Data items
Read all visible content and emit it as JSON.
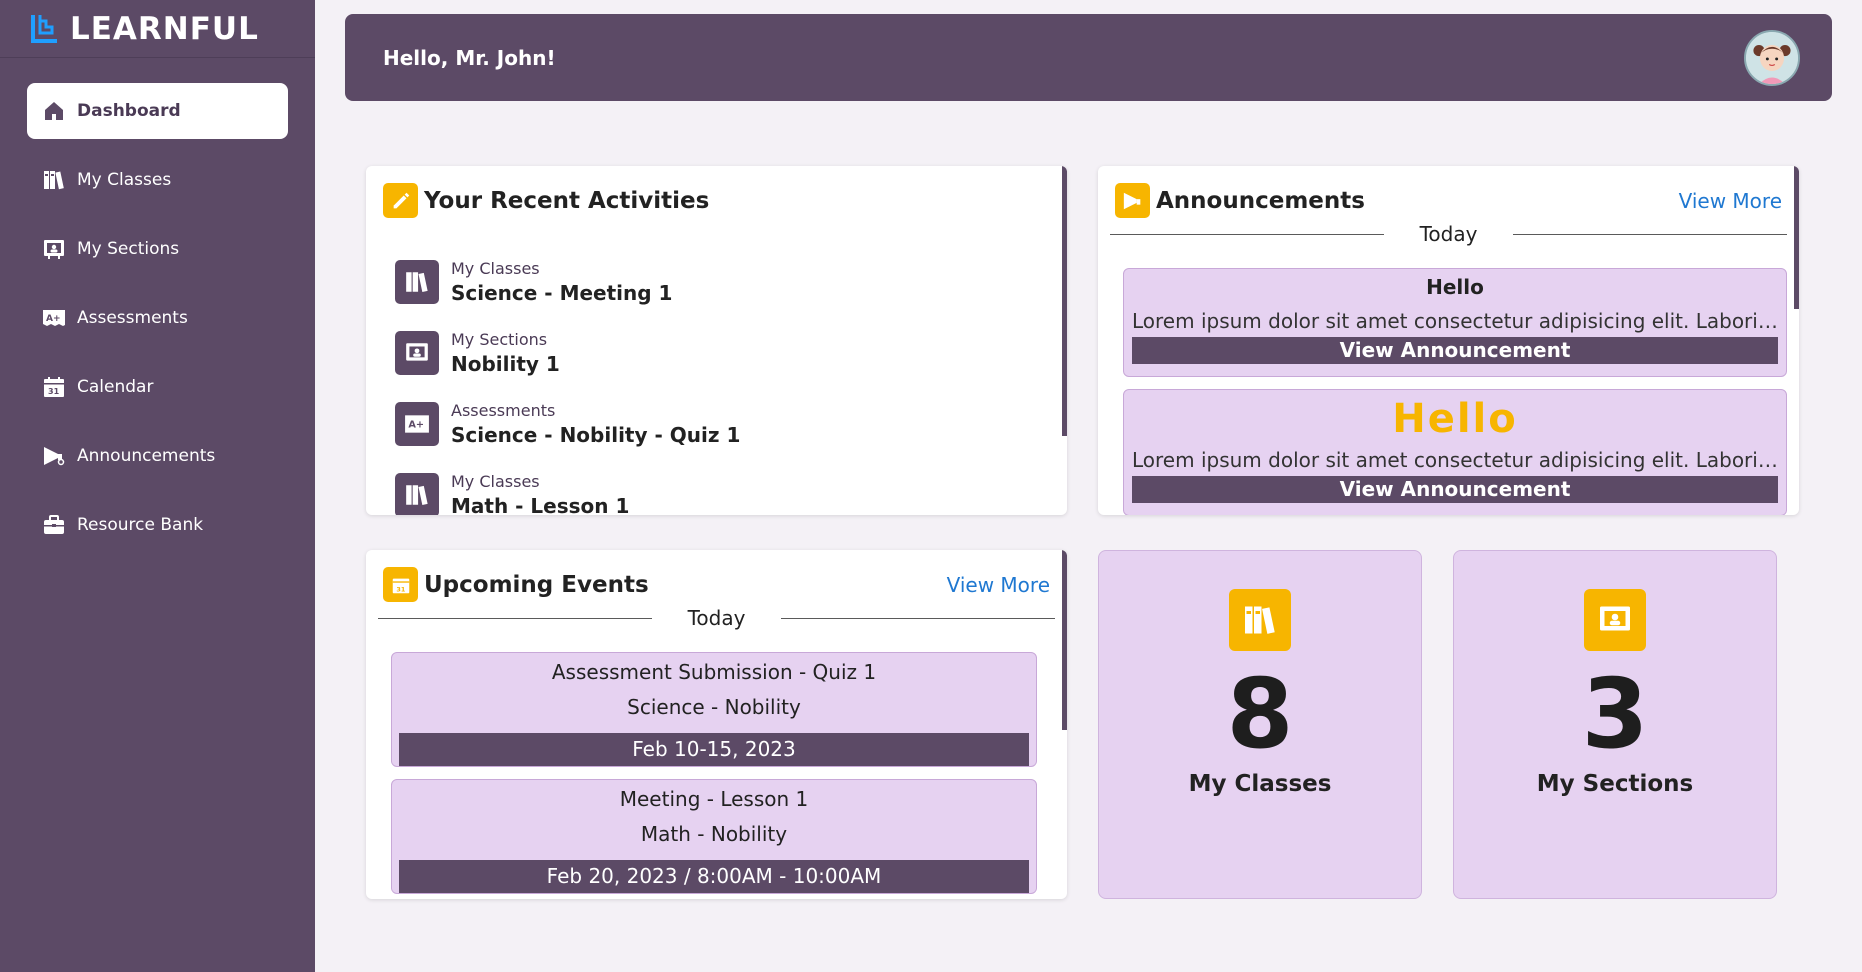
{
  "brand": {
    "name": "LEARNFUL",
    "accent": "#1f9fff"
  },
  "colors": {
    "primary": "#5c4a66",
    "accent": "#f7b500",
    "card_tint": "#e6d2f1",
    "link": "#1f78d1"
  },
  "sidebar": {
    "items": [
      {
        "label": "Dashboard",
        "icon": "home-icon",
        "active": true
      },
      {
        "label": "My Classes",
        "icon": "books-icon"
      },
      {
        "label": "My Sections",
        "icon": "section-board-icon"
      },
      {
        "label": "Assessments",
        "icon": "grade-icon"
      },
      {
        "label": "Calendar",
        "icon": "calendar-icon"
      },
      {
        "label": "Announcements",
        "icon": "megaphone-icon"
      },
      {
        "label": "Resource Bank",
        "icon": "briefcase-icon"
      }
    ]
  },
  "header": {
    "greeting": "Hello, Mr. John!"
  },
  "activities": {
    "title": "Your Recent Activities",
    "items": [
      {
        "category": "My Classes",
        "title": "Science - Meeting 1",
        "icon": "books-icon"
      },
      {
        "category": "My Sections",
        "title": "Nobility 1",
        "icon": "section-board-icon"
      },
      {
        "category": "Assessments",
        "title": "Science - Nobility - Quiz 1",
        "icon": "grade-icon"
      },
      {
        "category": "My Classes",
        "title": "Math - Lesson 1",
        "icon": "books-icon"
      }
    ]
  },
  "announcements": {
    "title": "Announcements",
    "view_more": "View More",
    "day_label": "Today",
    "items": [
      {
        "title": "Hello",
        "body": "Lorem ipsum dolor sit amet consectetur adipisicing elit. Laboriosam, voluptates.",
        "button": "View Announcement"
      },
      {
        "title": "Hello",
        "body": "Lorem ipsum dolor sit amet consectetur adipisicing elit. Laboriosam, voluptates.",
        "button": "View Announcement"
      }
    ]
  },
  "events": {
    "title": "Upcoming Events",
    "view_more": "View More",
    "day_label": "Today",
    "items": [
      {
        "title": "Assessment Submission - Quiz 1",
        "sub": "Science - Nobility",
        "date": "Feb 10-15, 2023"
      },
      {
        "title": "Meeting - Lesson 1",
        "sub": "Math - Nobility",
        "date": "Feb 20, 2023 / 8:00AM - 10:00AM"
      }
    ]
  },
  "stats": {
    "classes": {
      "count": "8",
      "label": "My Classes"
    },
    "sections": {
      "count": "3",
      "label": "My Sections"
    }
  }
}
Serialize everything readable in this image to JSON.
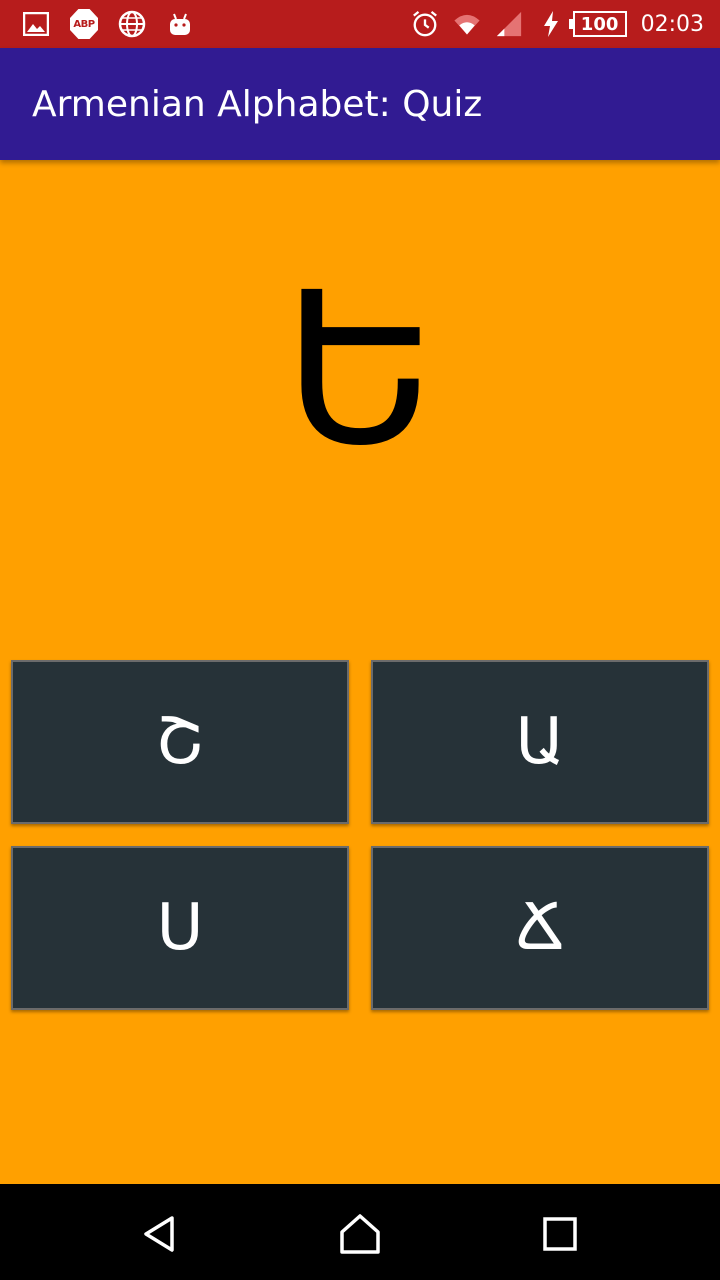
{
  "status_bar": {
    "background": "#B71C1C",
    "left_icons": [
      "image-icon",
      "adblock-icon",
      "globe-icon",
      "android-icon"
    ],
    "adblock_label": "ABP",
    "right_icons": [
      "alarm-icon",
      "wifi-icon",
      "signal-icon",
      "charging-icon"
    ],
    "battery_level": "100",
    "time": "02:03"
  },
  "app_bar": {
    "background": "#311B92",
    "title": "Armenian Alphabet: Quiz"
  },
  "quiz": {
    "background": "#FFA000",
    "question_letter": "Ե",
    "answers": [
      {
        "label": "Շ"
      },
      {
        "label": "Ա"
      },
      {
        "label": "Ս"
      },
      {
        "label": "Ճ"
      }
    ],
    "answer_color": "#263238"
  },
  "nav_bar": {
    "buttons": [
      "back-icon",
      "home-icon",
      "recent-apps-icon"
    ]
  }
}
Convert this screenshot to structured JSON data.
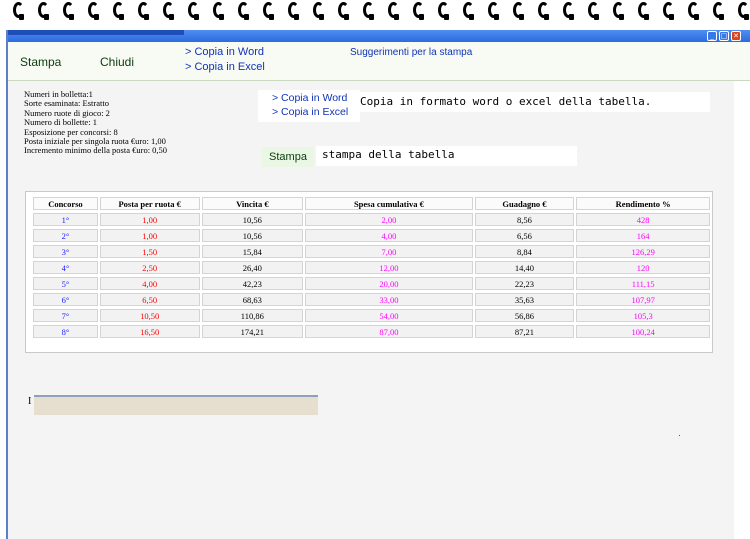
{
  "window": {
    "controls": {
      "minimize": "_",
      "maximize": "□",
      "close": "✕"
    }
  },
  "toolbar": {
    "stampa": "Stampa",
    "chiudi": "Chiudi",
    "copia_word": "> Copia in Word",
    "copia_excel": "> Copia in Excel",
    "suggerimenti": "Suggerimenti per la stampa"
  },
  "info": [
    "Numeri in bolletta:1",
    "Sorte esaminata: Estratto",
    "Numero ruote di gioco: 2",
    "Numero di bollette: 1",
    "Esposizione per concorsi: 8",
    "Posta iniziale per singola ruota €uro: 1,00",
    "Incremento minimo della posta €uro: 0,50"
  ],
  "copy_panel": {
    "word": "> Copia in Word",
    "excel": "> Copia in Excel",
    "description": "Copia in formato word o excel della tabella."
  },
  "print_panel": {
    "button": "Stampa",
    "description": "stampa della tabella"
  },
  "table": {
    "headers": [
      "Concorso",
      "Posta per ruota €",
      "Vincita €",
      "Spesa cumulativa €",
      "Guadagno €",
      "Rendimento %"
    ],
    "rows": [
      [
        "1°",
        "1,00",
        "10,56",
        "2,00",
        "8,56",
        "428"
      ],
      [
        "2°",
        "1,00",
        "10,56",
        "4,00",
        "6,56",
        "164"
      ],
      [
        "3°",
        "1,50",
        "15,84",
        "7,00",
        "8,84",
        "126,29"
      ],
      [
        "4°",
        "2,50",
        "26,40",
        "12,00",
        "14,40",
        "120"
      ],
      [
        "5°",
        "4,00",
        "42,23",
        "20,00",
        "22,23",
        "111,15"
      ],
      [
        "6°",
        "6,50",
        "68,63",
        "33,00",
        "35,63",
        "107,97"
      ],
      [
        "7°",
        "10,50",
        "110,86",
        "54,00",
        "56,86",
        "105,3"
      ],
      [
        "8°",
        "16,50",
        "174,21",
        "87,00",
        "87,21",
        "100,24"
      ]
    ]
  },
  "colors": {
    "concorso": "#1a1aff",
    "posta": "#ff0000",
    "vincita": "#000000",
    "spesa": "#ff00ff",
    "guadagno": "#000000",
    "rendimento": "#ff00ff"
  }
}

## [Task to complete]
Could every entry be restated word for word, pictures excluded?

## [Output of the exercise]
Read all visible content and emit it as JSON.
{
  "brand": {
    "name": "LEARNFUL",
    "accent": "#1f9fff"
  },
  "colors": {
    "primary": "#5c4a66",
    "accent": "#f7b500",
    "card_tint": "#e6d2f1",
    "link": "#1f78d1"
  },
  "sidebar": {
    "items": [
      {
        "label": "Dashboard",
        "icon": "home-icon",
        "active": true
      },
      {
        "label": "My Classes",
        "icon": "books-icon"
      },
      {
        "label": "My Sections",
        "icon": "section-board-icon"
      },
      {
        "label": "Assessments",
        "icon": "grade-icon"
      },
      {
        "label": "Calendar",
        "icon": "calendar-icon"
      },
      {
        "label": "Announcements",
        "icon": "megaphone-icon"
      },
      {
        "label": "Resource Bank",
        "icon": "briefcase-icon"
      }
    ]
  },
  "header": {
    "greeting": "Hello, Mr. John!"
  },
  "activities": {
    "title": "Your Recent Activities",
    "items": [
      {
        "category": "My Classes",
        "title": "Science - Meeting 1",
        "icon": "books-icon"
      },
      {
        "category": "My Sections",
        "title": "Nobility 1",
        "icon": "section-board-icon"
      },
      {
        "category": "Assessments",
        "title": "Science - Nobility - Quiz 1",
        "icon": "grade-icon"
      },
      {
        "category": "My Classes",
        "title": "Math - Lesson 1",
        "icon": "books-icon"
      }
    ]
  },
  "announcements": {
    "title": "Announcements",
    "view_more": "View More",
    "day_label": "Today",
    "items": [
      {
        "title": "Hello",
        "body": "Lorem ipsum dolor sit amet consectetur adipisicing elit. Laboriosam, voluptates.",
        "button": "View Announcement"
      },
      {
        "title": "Hello",
        "body": "Lorem ipsum dolor sit amet consectetur adipisicing elit. Laboriosam, voluptates.",
        "button": "View Announcement"
      }
    ]
  },
  "events": {
    "title": "Upcoming Events",
    "view_more": "View More",
    "day_label": "Today",
    "items": [
      {
        "title": "Assessment Submission - Quiz 1",
        "sub": "Science - Nobility",
        "date": "Feb 10-15, 2023"
      },
      {
        "title": "Meeting - Lesson 1",
        "sub": "Math - Nobility",
        "date": "Feb 20, 2023 / 8:00AM - 10:00AM"
      }
    ]
  },
  "stats": {
    "classes": {
      "count": "8",
      "label": "My Classes"
    },
    "sections": {
      "count": "3",
      "label": "My Sections"
    }
  }
}
Serialize everything readable in this image to JSON.
{
  "status_bar": {
    "background": "#B71C1C",
    "left_icons": [
      "image-icon",
      "adblock-icon",
      "globe-icon",
      "android-icon"
    ],
    "adblock_label": "ABP",
    "right_icons": [
      "alarm-icon",
      "wifi-icon",
      "signal-icon",
      "charging-icon"
    ],
    "battery_level": "100",
    "time": "02:03"
  },
  "app_bar": {
    "background": "#311B92",
    "title": "Armenian Alphabet: Quiz"
  },
  "quiz": {
    "background": "#FFA000",
    "question_letter": "Ե",
    "answers": [
      {
        "label": "Շ"
      },
      {
        "label": "Ա"
      },
      {
        "label": "Ս"
      },
      {
        "label": "Ճ"
      }
    ],
    "answer_color": "#263238"
  },
  "nav_bar": {
    "buttons": [
      "back-icon",
      "home-icon",
      "recent-apps-icon"
    ]
  }
}
Convert this screenshot to structured JSON data.
{
  "window": {
    "controls": {
      "minimize": "_",
      "maximize": "□",
      "close": "✕"
    }
  },
  "toolbar": {
    "stampa": "Stampa",
    "chiudi": "Chiudi",
    "copia_word": "> Copia in Word",
    "copia_excel": "> Copia in Excel",
    "suggerimenti": "Suggerimenti per la stampa"
  },
  "info": [
    "Numeri in bolletta:1",
    "Sorte esaminata: Estratto",
    "Numero ruote di gioco: 2",
    "Numero di bollette: 1",
    "Esposizione per concorsi: 8",
    "Posta iniziale per singola ruota €uro: 1,00",
    "Incremento minimo della posta €uro: 0,50"
  ],
  "copy_panel": {
    "word": "> Copia in Word",
    "excel": "> Copia in Excel",
    "description": "Copia in formato word o excel della tabella."
  },
  "print_panel": {
    "button": "Stampa",
    "description": "stampa della tabella"
  },
  "table": {
    "headers": [
      "Concorso",
      "Posta per ruota €",
      "Vincita €",
      "Spesa cumulativa €",
      "Guadagno €",
      "Rendimento %"
    ],
    "rows": [
      [
        "1°",
        "1,00",
        "10,56",
        "2,00",
        "8,56",
        "428"
      ],
      [
        "2°",
        "1,00",
        "10,56",
        "4,00",
        "6,56",
        "164"
      ],
      [
        "3°",
        "1,50",
        "15,84",
        "7,00",
        "8,84",
        "126,29"
      ],
      [
        "4°",
        "2,50",
        "26,40",
        "12,00",
        "14,40",
        "120"
      ],
      [
        "5°",
        "4,00",
        "42,23",
        "20,00",
        "22,23",
        "111,15"
      ],
      [
        "6°",
        "6,50",
        "68,63",
        "33,00",
        "35,63",
        "107,97"
      ],
      [
        "7°",
        "10,50",
        "110,86",
        "54,00",
        "56,86",
        "105,3"
      ],
      [
        "8°",
        "16,50",
        "174,21",
        "87,00",
        "87,21",
        "100,24"
      ]
    ]
  },
  "colors": {
    "concorso": "#1a1aff",
    "posta": "#ff0000",
    "vincita": "#000000",
    "spesa": "#ff00ff",
    "guadagno": "#000000",
    "rendimento": "#ff00ff"
  }
}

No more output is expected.